**Work to be completed**
Check every line of the data below for the string "height", and copy the ones that hold it.

**Record set**
========================

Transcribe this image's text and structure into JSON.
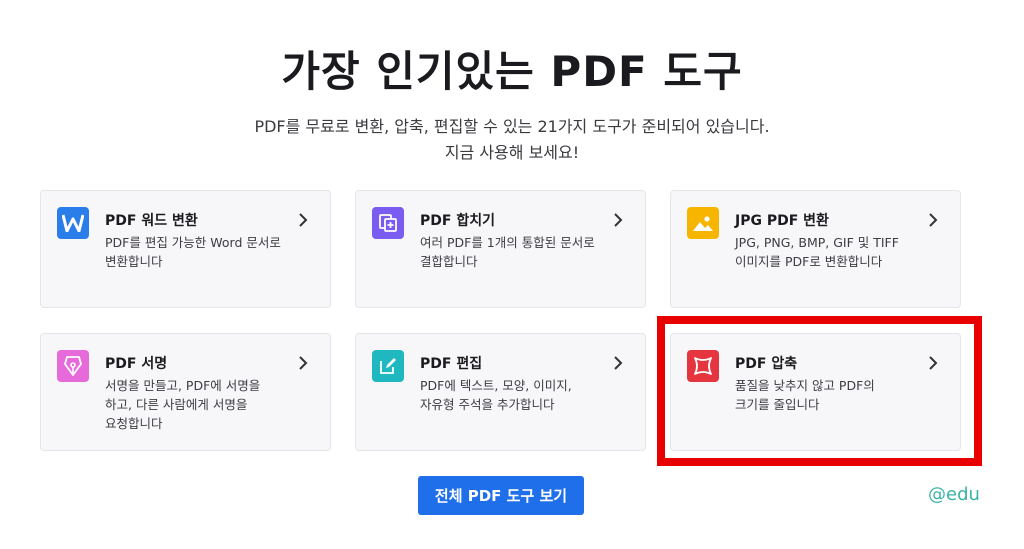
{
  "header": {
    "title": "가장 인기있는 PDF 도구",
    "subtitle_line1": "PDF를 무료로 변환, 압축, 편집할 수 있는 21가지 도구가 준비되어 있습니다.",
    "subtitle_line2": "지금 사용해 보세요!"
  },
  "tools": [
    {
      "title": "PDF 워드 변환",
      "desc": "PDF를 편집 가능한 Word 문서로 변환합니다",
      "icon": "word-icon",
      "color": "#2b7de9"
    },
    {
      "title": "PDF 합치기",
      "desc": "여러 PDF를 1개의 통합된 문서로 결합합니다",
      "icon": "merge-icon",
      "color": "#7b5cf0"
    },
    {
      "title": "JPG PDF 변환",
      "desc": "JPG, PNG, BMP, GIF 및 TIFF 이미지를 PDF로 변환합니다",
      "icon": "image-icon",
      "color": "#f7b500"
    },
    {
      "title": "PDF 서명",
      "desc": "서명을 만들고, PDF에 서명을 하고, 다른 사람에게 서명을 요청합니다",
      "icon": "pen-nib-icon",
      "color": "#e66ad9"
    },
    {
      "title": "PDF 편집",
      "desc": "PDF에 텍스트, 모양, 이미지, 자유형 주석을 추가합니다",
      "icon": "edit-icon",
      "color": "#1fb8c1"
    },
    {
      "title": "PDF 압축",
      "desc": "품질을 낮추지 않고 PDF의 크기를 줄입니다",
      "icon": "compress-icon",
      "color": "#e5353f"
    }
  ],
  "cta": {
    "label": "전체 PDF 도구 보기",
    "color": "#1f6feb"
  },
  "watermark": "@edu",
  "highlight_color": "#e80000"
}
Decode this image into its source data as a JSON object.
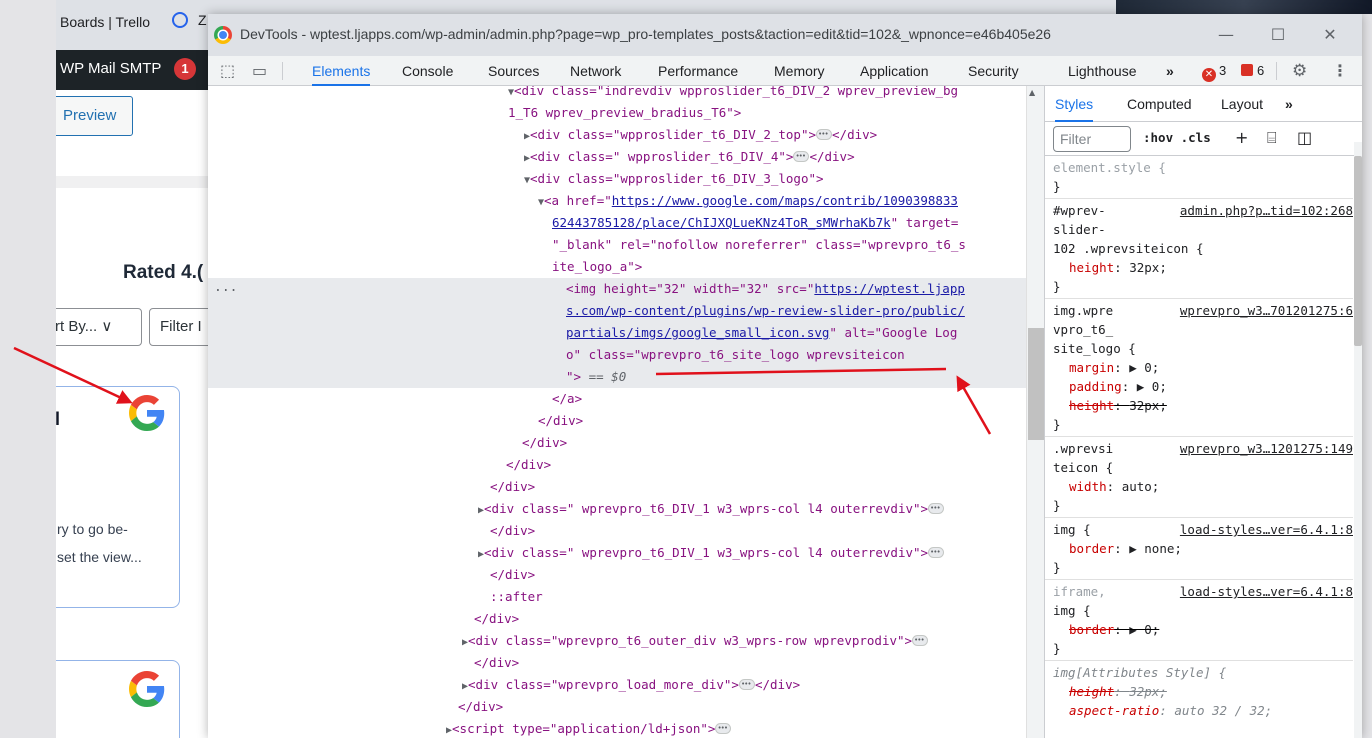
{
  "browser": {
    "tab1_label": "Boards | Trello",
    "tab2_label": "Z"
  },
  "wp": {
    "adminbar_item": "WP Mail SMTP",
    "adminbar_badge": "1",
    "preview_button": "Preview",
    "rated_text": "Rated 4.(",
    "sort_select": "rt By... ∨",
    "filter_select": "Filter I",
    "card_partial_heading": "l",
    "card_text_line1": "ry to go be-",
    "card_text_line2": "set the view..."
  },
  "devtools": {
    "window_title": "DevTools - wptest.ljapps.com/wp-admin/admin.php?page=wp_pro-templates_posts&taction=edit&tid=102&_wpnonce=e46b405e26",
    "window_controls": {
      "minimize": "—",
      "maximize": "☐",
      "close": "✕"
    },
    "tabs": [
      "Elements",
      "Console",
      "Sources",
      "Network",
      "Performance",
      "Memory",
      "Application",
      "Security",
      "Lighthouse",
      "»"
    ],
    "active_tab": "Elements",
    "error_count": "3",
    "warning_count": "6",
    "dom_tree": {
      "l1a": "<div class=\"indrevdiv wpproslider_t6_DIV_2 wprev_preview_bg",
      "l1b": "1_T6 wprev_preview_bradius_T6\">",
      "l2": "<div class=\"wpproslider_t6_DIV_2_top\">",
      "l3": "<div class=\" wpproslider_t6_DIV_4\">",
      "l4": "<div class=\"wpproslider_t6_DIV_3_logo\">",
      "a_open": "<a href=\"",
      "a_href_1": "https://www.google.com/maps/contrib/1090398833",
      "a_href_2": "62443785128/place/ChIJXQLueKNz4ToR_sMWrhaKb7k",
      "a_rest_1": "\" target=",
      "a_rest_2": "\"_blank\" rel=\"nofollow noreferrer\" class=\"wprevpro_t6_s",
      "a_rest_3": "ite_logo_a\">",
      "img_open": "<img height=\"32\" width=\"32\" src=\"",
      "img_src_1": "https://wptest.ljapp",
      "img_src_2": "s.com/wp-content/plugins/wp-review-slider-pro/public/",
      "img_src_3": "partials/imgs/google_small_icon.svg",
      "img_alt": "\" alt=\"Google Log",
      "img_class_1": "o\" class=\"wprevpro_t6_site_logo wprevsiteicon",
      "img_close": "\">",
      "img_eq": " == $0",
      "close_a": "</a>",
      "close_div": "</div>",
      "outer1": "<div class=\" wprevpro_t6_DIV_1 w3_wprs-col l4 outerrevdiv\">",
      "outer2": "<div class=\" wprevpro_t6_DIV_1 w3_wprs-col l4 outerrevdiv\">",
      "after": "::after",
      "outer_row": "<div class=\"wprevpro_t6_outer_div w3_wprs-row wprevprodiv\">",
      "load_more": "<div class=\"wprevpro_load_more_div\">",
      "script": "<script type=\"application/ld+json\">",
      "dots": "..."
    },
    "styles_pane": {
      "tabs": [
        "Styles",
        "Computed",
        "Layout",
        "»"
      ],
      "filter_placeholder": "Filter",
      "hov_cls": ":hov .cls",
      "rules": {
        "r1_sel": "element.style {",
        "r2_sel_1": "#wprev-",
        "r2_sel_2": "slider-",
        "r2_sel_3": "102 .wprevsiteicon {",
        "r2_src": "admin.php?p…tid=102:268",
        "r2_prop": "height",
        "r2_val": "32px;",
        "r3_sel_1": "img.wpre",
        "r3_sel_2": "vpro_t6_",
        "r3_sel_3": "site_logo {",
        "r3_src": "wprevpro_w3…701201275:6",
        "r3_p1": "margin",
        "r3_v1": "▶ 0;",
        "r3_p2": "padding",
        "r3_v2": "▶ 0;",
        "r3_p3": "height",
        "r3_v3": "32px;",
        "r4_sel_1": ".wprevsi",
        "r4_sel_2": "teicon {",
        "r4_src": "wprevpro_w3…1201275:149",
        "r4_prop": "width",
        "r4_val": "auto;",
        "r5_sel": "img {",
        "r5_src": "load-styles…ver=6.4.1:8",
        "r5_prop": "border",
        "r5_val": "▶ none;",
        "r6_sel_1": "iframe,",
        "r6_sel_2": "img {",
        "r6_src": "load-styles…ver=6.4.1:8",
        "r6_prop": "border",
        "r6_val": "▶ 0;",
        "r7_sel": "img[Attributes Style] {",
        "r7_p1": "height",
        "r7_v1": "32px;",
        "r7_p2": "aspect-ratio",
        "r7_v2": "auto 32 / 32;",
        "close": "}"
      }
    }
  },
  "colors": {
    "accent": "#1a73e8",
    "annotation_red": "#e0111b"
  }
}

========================

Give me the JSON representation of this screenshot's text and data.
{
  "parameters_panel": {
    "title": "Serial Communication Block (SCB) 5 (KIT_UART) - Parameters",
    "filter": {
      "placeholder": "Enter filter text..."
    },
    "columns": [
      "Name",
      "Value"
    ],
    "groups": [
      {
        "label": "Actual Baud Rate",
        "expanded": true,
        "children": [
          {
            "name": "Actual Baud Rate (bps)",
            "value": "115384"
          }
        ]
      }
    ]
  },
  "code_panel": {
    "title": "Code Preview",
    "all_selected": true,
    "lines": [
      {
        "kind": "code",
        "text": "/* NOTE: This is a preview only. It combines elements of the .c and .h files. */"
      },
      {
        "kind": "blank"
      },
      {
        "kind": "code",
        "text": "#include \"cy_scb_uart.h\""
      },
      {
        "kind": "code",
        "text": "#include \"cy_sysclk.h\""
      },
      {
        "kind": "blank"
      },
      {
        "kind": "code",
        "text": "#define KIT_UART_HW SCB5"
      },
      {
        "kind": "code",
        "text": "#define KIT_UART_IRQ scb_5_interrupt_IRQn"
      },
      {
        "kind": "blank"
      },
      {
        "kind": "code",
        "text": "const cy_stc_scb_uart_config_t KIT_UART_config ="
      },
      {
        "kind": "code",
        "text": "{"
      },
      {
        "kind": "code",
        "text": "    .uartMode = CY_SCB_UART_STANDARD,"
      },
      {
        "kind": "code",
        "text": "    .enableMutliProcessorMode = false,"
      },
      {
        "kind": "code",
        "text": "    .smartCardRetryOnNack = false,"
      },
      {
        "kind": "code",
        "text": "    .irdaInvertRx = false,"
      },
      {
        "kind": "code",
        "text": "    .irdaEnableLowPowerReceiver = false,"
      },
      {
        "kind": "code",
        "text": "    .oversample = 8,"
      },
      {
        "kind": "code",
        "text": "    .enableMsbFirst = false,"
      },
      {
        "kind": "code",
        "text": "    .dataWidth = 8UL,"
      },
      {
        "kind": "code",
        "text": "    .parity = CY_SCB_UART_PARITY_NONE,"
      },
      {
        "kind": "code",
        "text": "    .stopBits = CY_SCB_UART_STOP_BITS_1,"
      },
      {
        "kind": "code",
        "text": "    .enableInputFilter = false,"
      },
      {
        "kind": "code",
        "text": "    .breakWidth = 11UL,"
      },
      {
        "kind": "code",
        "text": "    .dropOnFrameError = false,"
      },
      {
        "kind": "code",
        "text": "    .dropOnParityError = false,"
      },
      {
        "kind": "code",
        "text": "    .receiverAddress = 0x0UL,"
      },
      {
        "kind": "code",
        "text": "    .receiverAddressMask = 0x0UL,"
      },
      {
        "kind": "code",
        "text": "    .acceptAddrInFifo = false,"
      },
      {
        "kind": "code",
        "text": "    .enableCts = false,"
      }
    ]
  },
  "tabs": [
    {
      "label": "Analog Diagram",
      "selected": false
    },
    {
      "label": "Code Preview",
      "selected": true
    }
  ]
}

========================

**Response to this task**
      "img_open": "<img height=\"32\" width=\"32\" src=\"",
        "r2_prop": "height",
        "r3_p3": "height",
        "r7_p1": "height",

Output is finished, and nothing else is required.